I am trying to find a video I saw a couple years ago. A child drowned, and the lifeguards had no idea what they were doing. It was filmed through a chain link fence, and you can hear a young girl tell her dad that the lifeguards have no idea what they are doing. I would like to show this video to my lifeguards so they know the importance of regular inservices. Does anybody know where to find it?
Jessica I do no know where you can find that video, though we do have a video we use at our facility that I feel might work just as well. It's surveillance footage from a drowning event in WA state. We got our copy from a company called KJ Design and it is part of a presentation called "ASI Aquatic Scene Investigation: A Series of Events"
I haven't seen that particular video, but I have shown this one to my staff:
I've also seen the video that Nick recommends, and it is another good example.
It sounds like the St. Martinsville video that Ellis and Associates uses for trainings.
Although there is educational value to showing actual drownings I suppose. People making money by selling those is sad. Understanding their duty to act and protect hopefully is enough motivation to get them to train.
I use the same video that Bob posted, Yoni Gottesman. I got three of the video's from Yoni's parents lawyers, one is Yoni's life, shows him riding a bike, one is the drowning footage, and one is an interview with the parents. I show the life video while I discuss and set-up the story of his first day of day camp, the fact that he was give lessons that morning and labeled overconfident of his skills and needed to stay in shallow water. Makes them realize it is a real child who lost a life. Then I show the drowning footage and discuss lifeguard distractions. Last the parent interview, which is emotional and seems to reach my lifeguards more than any of the drowning footage I have ever shown them. Shows the father stating that he watches the video footage of his son drowning and wants to just say to the lifeguard "Do something!" Makes the guards realize the responsibility and duty they have to act.

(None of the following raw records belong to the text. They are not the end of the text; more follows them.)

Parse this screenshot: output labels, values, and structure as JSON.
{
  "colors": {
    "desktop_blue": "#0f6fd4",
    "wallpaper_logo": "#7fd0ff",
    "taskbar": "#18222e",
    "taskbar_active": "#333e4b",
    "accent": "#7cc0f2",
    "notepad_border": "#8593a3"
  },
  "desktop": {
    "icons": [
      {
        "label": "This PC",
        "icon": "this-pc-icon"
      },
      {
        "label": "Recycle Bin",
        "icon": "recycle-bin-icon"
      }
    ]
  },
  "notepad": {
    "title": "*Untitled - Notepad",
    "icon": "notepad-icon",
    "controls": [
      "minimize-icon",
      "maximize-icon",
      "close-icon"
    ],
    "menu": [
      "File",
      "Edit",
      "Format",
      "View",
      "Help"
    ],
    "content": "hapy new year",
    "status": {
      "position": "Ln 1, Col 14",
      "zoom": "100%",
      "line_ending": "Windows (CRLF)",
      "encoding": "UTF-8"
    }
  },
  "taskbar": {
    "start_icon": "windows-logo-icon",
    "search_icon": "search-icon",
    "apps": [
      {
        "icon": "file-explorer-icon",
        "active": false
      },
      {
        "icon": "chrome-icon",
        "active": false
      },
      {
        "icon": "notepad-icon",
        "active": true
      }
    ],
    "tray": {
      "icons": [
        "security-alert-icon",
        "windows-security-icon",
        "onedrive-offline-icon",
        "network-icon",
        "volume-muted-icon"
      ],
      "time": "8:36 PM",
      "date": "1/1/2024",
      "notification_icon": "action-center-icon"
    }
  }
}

"Touched by a drowning" , its a hard video to watch. I actually do have my staff watch this once a year. We are not Ellis, but I was given the disc by a colleague. I did try and find a link for you, but no luck.